§ **Description of the task**
What lines in the material hold the string "checked"? Copy out each of them.

§ **Task input**

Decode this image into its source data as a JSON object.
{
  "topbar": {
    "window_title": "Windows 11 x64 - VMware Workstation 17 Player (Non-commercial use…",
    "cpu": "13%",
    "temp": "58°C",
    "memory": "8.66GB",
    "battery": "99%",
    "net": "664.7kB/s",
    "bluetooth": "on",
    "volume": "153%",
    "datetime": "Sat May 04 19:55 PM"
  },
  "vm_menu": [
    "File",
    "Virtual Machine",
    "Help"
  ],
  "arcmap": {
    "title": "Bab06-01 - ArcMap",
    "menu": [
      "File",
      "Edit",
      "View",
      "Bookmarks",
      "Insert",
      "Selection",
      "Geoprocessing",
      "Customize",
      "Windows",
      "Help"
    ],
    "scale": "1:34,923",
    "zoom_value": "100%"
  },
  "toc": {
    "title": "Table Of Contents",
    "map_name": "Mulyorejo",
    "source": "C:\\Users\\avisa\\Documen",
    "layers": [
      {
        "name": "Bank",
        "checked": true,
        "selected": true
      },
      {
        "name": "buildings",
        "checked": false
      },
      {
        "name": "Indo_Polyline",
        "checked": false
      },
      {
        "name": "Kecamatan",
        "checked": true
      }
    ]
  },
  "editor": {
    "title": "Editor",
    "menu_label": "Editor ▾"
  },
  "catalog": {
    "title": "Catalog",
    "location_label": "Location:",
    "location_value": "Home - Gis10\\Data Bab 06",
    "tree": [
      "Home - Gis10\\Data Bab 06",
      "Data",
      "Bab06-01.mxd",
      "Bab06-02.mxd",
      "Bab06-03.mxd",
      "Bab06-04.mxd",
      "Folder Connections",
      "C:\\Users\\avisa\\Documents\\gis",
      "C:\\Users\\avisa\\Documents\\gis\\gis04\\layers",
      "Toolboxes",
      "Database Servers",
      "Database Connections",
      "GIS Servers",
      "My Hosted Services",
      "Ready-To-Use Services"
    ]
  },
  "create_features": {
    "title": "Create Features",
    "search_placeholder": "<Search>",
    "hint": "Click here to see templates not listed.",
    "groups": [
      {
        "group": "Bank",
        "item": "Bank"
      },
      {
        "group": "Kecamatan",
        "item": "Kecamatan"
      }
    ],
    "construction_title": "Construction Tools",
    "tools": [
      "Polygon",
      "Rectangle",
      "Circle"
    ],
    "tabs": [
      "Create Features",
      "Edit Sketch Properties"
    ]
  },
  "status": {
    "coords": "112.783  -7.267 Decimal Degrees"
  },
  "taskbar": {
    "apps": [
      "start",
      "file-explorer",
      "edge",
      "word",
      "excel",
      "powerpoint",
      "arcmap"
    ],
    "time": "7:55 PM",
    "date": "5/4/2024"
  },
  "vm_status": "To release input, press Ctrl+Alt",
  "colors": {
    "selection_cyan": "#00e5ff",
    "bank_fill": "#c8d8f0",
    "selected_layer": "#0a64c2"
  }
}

§ **Reply**
        "checked": true,
        "checked": false
        "checked": false
        "checked": true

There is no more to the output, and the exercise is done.